Most Fridays I will be covering a celebrity wedding. As you can see from this post I am quite loose in my use of the term of “celebrity” to cover historic personalities as well.
I thought Queen Vic’s wedding was an appropriate beginning because, well, she started the trend that nearly all brides follow to this day: The white dress. Before Queen Victoria married Prince Albert (a match based on Love more than anything else *) women generally wore their best gown to be married in. Of course, for those who came from noble and aristocratic backgrounds this gown would be especially made for the occasion but it was almost never white. The gown would often be made of gold, silver, silk, brocade; heavy and rich and denoting the status of the wearer and what bounty she brought to the marriage. Poorer women could never dream of such riches but they would wear their best gown.
Queen Victoria, the first ruling queen England had had since Queen Elizabeth, sought to break this trend. She wanted a dress that would suit her romantic imagination and hence a dress was made of white satin and silk with lace and orange blossoms. Queen Victoria was not the first to wear a white wedding dress but her example inspired a nation and beyond.

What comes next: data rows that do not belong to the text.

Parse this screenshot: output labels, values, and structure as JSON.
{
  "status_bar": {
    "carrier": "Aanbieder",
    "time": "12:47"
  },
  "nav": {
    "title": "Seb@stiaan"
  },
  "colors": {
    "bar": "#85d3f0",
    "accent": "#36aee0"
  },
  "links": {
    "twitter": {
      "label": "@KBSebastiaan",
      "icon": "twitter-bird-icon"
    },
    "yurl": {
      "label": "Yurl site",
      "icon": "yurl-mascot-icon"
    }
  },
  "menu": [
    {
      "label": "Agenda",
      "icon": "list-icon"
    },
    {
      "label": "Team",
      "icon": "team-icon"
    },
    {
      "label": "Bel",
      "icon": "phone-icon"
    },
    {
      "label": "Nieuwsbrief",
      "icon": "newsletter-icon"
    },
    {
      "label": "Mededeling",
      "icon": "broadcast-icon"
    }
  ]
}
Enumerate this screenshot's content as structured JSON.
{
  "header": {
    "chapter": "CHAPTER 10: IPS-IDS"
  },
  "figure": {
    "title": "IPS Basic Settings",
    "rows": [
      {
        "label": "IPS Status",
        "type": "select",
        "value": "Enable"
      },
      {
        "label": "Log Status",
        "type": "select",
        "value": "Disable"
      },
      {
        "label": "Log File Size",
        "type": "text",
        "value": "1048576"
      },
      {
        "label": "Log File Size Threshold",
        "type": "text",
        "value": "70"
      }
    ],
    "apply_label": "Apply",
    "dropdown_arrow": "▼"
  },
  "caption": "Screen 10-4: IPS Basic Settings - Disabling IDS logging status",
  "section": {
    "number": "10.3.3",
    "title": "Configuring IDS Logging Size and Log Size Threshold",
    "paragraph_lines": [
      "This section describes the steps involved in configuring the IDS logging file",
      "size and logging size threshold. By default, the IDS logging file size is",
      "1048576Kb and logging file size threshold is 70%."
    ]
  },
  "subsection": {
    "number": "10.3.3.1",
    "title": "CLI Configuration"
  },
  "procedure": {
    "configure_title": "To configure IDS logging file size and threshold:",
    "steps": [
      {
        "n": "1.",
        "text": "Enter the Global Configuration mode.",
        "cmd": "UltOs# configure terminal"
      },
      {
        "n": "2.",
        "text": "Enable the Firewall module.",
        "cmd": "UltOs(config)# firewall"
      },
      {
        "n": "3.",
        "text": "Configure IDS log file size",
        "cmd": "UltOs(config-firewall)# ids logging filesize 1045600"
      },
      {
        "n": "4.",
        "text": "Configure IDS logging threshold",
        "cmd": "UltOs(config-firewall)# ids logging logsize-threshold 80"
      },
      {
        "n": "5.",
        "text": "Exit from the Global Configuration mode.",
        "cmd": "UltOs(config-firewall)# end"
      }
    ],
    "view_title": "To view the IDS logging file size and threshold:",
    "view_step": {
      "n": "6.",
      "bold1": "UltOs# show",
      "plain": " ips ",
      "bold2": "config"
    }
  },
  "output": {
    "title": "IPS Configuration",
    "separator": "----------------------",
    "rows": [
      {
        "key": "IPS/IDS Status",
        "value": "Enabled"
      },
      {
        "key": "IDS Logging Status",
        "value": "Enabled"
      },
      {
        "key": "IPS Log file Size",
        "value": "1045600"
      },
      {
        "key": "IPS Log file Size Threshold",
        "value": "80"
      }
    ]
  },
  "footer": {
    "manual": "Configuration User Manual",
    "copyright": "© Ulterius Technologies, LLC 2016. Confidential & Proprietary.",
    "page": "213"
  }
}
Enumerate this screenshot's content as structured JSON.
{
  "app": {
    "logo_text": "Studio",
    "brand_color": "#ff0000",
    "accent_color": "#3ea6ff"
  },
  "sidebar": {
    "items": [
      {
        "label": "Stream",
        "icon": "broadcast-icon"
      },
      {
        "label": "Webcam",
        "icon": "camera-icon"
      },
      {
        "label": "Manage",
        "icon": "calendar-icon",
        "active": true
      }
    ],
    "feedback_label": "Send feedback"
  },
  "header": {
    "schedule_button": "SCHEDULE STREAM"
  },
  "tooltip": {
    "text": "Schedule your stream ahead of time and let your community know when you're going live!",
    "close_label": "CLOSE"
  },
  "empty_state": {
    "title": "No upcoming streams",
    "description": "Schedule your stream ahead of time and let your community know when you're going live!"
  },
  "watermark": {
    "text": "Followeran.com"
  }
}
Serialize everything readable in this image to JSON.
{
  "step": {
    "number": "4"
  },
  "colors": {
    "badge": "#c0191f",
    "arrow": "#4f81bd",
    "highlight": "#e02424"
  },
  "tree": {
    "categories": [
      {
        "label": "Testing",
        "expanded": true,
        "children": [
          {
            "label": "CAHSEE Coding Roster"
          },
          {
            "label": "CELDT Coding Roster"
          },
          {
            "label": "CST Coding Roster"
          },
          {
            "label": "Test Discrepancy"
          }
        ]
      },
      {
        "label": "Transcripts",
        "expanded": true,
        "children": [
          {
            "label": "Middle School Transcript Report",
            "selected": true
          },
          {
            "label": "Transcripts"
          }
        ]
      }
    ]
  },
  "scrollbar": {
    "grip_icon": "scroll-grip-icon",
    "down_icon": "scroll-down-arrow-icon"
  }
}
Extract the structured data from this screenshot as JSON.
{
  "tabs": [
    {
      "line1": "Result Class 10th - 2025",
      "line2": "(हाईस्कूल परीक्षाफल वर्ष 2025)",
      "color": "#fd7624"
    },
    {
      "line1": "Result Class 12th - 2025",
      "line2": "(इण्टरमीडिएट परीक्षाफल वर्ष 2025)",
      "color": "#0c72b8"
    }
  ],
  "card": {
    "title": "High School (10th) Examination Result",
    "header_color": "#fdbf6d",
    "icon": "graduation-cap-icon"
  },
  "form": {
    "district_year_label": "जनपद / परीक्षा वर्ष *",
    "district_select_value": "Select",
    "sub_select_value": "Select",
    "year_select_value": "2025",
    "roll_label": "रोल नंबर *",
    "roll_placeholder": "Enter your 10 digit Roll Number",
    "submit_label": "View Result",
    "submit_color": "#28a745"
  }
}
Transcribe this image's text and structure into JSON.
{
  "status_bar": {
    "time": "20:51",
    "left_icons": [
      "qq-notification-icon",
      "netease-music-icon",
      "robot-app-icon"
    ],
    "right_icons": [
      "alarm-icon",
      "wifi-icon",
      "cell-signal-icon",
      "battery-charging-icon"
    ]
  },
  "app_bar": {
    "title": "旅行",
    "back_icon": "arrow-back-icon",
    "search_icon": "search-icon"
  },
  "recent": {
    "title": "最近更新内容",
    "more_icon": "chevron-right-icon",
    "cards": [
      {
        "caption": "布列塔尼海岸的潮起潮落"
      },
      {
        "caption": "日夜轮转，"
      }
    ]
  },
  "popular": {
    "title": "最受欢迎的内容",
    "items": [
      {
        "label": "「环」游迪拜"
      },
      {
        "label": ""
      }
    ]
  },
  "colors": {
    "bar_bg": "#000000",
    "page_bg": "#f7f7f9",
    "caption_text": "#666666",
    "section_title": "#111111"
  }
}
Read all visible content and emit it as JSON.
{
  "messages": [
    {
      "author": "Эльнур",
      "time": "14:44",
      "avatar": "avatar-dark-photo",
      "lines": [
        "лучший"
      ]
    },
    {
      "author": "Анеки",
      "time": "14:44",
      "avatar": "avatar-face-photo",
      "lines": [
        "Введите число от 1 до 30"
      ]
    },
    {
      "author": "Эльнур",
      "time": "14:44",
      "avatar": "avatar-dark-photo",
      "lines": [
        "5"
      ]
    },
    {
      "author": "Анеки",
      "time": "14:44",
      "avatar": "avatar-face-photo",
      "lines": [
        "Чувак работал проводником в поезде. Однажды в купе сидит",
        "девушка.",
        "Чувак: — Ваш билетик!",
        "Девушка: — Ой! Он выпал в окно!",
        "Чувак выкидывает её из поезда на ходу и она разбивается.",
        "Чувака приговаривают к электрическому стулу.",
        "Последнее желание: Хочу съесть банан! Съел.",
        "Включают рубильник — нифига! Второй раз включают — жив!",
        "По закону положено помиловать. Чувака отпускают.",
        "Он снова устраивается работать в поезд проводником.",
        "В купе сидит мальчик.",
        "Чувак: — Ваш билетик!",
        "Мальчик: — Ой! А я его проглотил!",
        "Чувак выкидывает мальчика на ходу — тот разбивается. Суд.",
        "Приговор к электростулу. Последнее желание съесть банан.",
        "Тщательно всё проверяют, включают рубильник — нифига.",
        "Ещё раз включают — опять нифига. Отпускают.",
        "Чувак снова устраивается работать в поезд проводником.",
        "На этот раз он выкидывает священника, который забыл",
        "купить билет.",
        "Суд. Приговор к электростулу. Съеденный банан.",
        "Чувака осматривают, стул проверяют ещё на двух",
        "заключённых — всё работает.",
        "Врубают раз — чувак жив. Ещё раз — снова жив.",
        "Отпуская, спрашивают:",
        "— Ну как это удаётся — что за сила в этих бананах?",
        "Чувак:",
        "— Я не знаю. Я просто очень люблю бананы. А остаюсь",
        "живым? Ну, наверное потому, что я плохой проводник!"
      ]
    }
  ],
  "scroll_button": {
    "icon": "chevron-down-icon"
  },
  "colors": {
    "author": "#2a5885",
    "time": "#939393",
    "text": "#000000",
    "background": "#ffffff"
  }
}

Funnily enough she was criticised by here choice, as “At the time, Victoria’s choice was criticized for being too conservative, since she did not wear jewels, velvet, ermine furs, or a crown, and the color was unusual”(Wikipaedia). Clearly she was a woman ahead of her time.
Within a decade wearing white at the wedding was so common that “The Godey’s Lady’s Book, wrote: “Custom has decided, from the earliest ages, that white is the most fitting hue, whatever may be the material. It is an emblem of the purity and innocence of girlhood, and the unsullied heart she now yields to the chosen one””(Wikipaedia), even though it was a really recent innovation!
Times may have changed since then but brides still wear white on their wedding day and most love a puffy princess dress, although we are less into puffy sleeves than Queen Vic’s version!
I love the shoes she wore, you can still imagine a bride today choosing those sweet ballet flats with ballet like lacing.
Enjoy the pics below from her wedding! I love how the artists “airbrushed” her in their illustrations – somethings never change!
Till next time!
* After his untimely death Queen Victoria went into permanent mourning for her beau. If you visit Osborne House in the Isle of Wight and go to her bed she actually had “on the headboard of the bed …Prince Albert’s pocket watch and alongside it … a tinted photograph of the Prince after his death. Queen Victoria always had these two objects hanging on the headboard in each of her royal residences…Beside the bed is the Queen’s favourite painting of her husband as a young medieval knight.” (Open Learning)